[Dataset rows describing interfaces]
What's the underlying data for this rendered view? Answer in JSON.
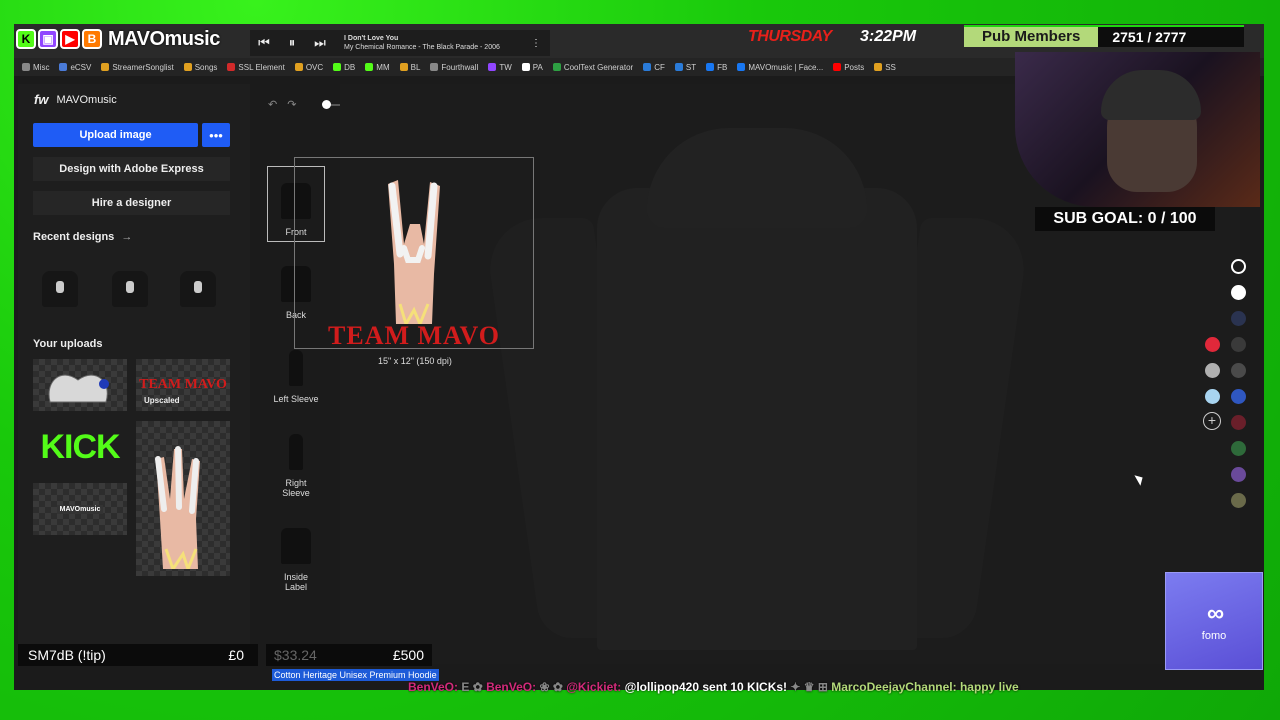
{
  "overlay": {
    "brand": "MAVOmusic",
    "day": "THURSDAY",
    "time": "3:22PM",
    "pub_members_label": "Pub Members",
    "pub_members_count": "2751 / 2777",
    "sub_goal": "SUB GOAL: 0 / 100",
    "tip_label": "SM7dB (!tip)",
    "tip_current": "£0",
    "tip_goal_current": "$33.24",
    "tip_goal_max": "£500",
    "fomo_label": "fomo",
    "ticker": [
      "BenVeO:",
      "BenVeO:",
      "@Kickiet:",
      "@lollipop420 sent 10 KICKs!",
      "MarcoDeejayChannel: happy live"
    ]
  },
  "player": {
    "track_title": "I Don't Love You",
    "track_artist": "My Chemical Romance - The Black Parade - 2006"
  },
  "bookmarks": [
    {
      "label": "Misc",
      "color": "#888888"
    },
    {
      "label": "eCSV",
      "color": "#4a7bd8"
    },
    {
      "label": "StreamerSonglist",
      "color": "#e0a020"
    },
    {
      "label": "Songs",
      "color": "#e0a020"
    },
    {
      "label": "SSL Element",
      "color": "#d22a2a"
    },
    {
      "label": "OVC",
      "color": "#e0a020"
    },
    {
      "label": "DB",
      "color": "#53fc18"
    },
    {
      "label": "MM",
      "color": "#53fc18"
    },
    {
      "label": "BL",
      "color": "#e0a020"
    },
    {
      "label": "Fourthwall",
      "color": "#888888"
    },
    {
      "label": "TW",
      "color": "#9146ff"
    },
    {
      "label": "PA",
      "color": "#ffffff"
    },
    {
      "label": "CoolText Generator",
      "color": "#2ea043"
    },
    {
      "label": "CF",
      "color": "#2a7bd8"
    },
    {
      "label": "ST",
      "color": "#2a7bd8"
    },
    {
      "label": "FB",
      "color": "#1877f2"
    },
    {
      "label": "MAVOmusic | Face...",
      "color": "#1877f2"
    },
    {
      "label": "Posts",
      "color": "#ff0000"
    },
    {
      "label": "SS",
      "color": "#e0a020"
    }
  ],
  "sidebar": {
    "brand_short": "fw",
    "brand_name": "MAVOmusic",
    "upload_label": "Upload image",
    "more_label": "•••",
    "adobe_label": "Design with Adobe Express",
    "hire_label": "Hire a designer",
    "recent_label": "Recent designs",
    "recent_arrow": "→",
    "uploads_label": "Your uploads",
    "upscaled_label": "Upscaled",
    "kick_label": "KICK",
    "team_label": "TEAM MAVO",
    "mini_logo_label": "MAVOmusic"
  },
  "views": [
    {
      "label": "Front"
    },
    {
      "label": "Back"
    },
    {
      "label": "Left Sleeve"
    },
    {
      "label": "Right Sleeve"
    },
    {
      "label": "Inside Label"
    }
  ],
  "canvas": {
    "print_text": "TEAM MAVO",
    "dpi_label": "15\" x 12\" (150 dpi)"
  },
  "product": {
    "name": "Cotton Heritage Unisex Premium Hoodie"
  },
  "swatches": [
    {
      "color": "#1c1c1c"
    },
    {
      "color": "#ffffff"
    },
    {
      "color": "#2a3350"
    },
    {
      "color": "#e0283a"
    },
    {
      "color": "#3a3a3a"
    },
    {
      "color": "#b0b0b0"
    },
    {
      "color": "#4a4a4a"
    },
    {
      "color": "#a8d4f0"
    },
    {
      "color": "#2f57c0"
    },
    {
      "color": "#6a1f2a"
    },
    {
      "color": "#2e6a3a"
    },
    {
      "color": "#6a4a9a"
    },
    {
      "color": "#6a6a4a"
    }
  ]
}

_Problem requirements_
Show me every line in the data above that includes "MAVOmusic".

_Task answer_
    "brand": "MAVOmusic",
      "label": "MAVOmusic | Face...",
    "brand_name": "MAVOmusic",
    "mini_logo_label": "MAVOmusic"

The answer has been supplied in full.